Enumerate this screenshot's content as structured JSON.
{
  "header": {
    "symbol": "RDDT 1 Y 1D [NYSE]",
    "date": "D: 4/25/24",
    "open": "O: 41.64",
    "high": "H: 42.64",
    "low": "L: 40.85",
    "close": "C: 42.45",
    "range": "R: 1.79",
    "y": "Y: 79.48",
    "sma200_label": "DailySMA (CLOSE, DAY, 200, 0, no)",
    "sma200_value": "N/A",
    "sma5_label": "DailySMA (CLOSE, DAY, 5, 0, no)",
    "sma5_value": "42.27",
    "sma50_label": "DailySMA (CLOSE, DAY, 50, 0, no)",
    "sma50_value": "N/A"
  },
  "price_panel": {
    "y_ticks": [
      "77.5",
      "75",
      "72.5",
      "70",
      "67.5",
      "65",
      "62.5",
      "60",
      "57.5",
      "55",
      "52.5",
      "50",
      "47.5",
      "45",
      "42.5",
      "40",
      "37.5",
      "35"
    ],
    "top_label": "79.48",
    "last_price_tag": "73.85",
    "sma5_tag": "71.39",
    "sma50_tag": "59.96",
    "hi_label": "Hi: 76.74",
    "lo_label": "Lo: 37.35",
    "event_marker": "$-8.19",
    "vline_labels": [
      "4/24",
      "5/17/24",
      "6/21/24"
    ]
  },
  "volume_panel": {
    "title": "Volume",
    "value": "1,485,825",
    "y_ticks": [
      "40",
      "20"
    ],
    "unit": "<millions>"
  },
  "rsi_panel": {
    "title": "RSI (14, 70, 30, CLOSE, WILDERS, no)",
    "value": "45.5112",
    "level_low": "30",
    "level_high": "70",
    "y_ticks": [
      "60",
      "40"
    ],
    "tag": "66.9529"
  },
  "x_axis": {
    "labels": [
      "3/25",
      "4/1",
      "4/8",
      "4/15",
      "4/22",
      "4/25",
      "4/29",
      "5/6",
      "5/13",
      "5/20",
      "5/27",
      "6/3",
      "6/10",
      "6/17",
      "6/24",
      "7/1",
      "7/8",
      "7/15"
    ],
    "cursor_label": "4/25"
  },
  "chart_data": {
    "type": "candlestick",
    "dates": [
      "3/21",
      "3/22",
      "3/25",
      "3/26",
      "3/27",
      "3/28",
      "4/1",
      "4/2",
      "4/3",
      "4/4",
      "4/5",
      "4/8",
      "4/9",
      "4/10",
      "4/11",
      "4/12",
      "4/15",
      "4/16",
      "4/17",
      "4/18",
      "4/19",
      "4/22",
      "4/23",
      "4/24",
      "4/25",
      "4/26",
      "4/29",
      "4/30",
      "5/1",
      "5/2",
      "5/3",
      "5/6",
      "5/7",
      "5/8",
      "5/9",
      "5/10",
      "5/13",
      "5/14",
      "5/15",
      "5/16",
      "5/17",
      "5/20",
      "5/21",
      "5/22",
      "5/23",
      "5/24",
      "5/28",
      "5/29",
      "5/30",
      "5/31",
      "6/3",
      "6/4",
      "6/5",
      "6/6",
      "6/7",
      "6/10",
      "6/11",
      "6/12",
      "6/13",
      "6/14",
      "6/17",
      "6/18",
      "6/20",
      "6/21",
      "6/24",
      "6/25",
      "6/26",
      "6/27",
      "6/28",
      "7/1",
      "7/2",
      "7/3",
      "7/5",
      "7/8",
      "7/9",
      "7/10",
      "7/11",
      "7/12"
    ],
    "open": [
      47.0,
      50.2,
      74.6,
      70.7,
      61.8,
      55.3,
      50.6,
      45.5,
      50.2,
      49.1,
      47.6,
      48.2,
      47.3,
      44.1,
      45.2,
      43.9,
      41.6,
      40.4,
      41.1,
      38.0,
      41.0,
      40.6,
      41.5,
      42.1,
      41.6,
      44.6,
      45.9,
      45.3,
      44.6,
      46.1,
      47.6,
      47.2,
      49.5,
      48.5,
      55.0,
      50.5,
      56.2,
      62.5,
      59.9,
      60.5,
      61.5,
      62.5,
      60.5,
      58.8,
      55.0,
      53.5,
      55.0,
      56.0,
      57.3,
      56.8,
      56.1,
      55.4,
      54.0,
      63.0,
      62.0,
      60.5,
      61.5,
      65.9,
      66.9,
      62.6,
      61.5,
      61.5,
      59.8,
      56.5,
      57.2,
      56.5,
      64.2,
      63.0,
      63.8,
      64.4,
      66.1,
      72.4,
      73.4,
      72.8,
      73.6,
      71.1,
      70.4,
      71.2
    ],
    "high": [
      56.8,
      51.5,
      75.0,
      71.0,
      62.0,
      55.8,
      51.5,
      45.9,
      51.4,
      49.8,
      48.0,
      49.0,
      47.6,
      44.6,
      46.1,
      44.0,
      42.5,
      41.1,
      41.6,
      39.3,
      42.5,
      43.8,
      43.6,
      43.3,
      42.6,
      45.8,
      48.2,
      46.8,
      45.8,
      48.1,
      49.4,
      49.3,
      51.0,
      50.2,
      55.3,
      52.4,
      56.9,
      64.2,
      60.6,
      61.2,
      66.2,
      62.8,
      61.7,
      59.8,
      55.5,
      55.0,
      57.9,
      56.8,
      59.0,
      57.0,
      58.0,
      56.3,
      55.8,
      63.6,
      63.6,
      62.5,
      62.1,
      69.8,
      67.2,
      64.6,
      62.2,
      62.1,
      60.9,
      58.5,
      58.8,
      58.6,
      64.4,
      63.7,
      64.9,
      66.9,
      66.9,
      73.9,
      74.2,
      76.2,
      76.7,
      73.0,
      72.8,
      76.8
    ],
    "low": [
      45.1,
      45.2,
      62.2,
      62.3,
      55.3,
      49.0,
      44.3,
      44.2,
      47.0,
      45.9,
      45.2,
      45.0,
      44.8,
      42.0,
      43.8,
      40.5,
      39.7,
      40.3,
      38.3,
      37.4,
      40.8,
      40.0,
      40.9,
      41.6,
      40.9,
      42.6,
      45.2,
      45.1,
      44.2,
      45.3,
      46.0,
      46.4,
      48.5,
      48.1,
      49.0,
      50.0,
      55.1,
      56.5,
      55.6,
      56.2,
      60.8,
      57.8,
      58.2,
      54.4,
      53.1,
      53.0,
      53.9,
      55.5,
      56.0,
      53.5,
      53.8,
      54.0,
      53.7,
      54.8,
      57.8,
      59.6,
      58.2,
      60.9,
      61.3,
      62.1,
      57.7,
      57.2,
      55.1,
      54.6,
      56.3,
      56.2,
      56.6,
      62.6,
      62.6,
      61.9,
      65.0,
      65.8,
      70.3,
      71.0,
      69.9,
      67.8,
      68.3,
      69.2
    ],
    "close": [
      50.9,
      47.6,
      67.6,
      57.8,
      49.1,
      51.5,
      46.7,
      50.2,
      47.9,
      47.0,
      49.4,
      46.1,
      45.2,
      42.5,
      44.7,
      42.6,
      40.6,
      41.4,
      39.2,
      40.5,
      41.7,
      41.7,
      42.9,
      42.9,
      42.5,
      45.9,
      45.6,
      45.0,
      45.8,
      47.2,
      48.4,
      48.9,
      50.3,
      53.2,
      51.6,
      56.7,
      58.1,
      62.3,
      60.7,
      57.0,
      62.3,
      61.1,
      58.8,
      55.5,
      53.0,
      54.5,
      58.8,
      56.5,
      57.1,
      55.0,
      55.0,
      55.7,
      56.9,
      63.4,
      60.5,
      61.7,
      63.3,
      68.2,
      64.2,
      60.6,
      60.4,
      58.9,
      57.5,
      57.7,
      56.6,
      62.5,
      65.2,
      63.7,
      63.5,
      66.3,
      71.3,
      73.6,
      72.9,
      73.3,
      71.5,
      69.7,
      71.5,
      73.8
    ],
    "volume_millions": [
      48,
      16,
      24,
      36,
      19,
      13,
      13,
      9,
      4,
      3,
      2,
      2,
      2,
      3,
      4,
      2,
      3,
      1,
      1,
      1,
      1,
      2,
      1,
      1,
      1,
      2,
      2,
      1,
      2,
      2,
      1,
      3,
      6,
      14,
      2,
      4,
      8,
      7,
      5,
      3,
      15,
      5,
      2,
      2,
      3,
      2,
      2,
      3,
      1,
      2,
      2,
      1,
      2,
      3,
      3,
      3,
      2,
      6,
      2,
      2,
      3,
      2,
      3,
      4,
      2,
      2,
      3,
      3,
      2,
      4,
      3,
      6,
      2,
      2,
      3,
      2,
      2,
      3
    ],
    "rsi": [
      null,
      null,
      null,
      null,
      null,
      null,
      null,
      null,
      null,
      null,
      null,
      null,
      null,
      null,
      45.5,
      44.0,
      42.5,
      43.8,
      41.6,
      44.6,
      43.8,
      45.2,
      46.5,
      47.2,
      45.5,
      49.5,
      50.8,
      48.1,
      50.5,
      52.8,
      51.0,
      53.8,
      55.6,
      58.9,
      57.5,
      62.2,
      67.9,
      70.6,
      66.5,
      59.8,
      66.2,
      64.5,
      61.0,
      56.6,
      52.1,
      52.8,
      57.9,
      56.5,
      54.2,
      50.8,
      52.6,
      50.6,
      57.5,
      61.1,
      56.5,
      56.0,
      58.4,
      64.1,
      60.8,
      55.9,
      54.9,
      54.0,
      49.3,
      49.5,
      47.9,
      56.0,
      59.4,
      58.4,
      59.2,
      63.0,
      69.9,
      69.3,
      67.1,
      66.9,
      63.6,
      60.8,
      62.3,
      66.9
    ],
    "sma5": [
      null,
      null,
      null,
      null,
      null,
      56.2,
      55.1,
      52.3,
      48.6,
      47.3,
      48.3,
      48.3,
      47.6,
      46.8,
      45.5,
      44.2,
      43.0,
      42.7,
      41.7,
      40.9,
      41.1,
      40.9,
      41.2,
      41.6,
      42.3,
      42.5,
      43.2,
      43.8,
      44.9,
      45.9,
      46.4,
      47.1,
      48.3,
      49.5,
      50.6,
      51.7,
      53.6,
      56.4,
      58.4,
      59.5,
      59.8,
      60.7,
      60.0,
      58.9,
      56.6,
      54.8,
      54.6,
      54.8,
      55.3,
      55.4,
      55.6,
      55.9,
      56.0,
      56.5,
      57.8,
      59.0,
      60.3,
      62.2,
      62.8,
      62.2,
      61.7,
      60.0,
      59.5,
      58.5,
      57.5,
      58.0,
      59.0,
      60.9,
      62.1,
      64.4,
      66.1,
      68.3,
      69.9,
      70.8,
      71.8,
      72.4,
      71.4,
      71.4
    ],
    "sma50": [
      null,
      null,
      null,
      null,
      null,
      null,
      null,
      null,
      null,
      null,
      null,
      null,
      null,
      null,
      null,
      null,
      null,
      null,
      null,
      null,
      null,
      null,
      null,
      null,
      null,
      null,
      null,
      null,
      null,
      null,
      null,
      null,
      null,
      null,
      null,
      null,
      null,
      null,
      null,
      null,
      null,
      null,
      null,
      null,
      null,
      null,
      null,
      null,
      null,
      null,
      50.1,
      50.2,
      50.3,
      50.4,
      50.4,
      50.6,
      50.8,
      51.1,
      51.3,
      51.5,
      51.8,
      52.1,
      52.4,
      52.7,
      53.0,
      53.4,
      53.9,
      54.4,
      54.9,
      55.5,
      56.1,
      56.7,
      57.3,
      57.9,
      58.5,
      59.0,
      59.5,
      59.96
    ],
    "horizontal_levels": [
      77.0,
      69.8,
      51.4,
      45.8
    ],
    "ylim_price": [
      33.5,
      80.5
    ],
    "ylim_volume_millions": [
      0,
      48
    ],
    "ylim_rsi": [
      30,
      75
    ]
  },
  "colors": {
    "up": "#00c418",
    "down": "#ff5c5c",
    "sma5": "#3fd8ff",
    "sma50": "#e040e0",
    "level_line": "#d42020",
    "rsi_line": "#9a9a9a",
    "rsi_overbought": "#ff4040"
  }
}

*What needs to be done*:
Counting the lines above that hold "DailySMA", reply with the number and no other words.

*Response to this task*:
3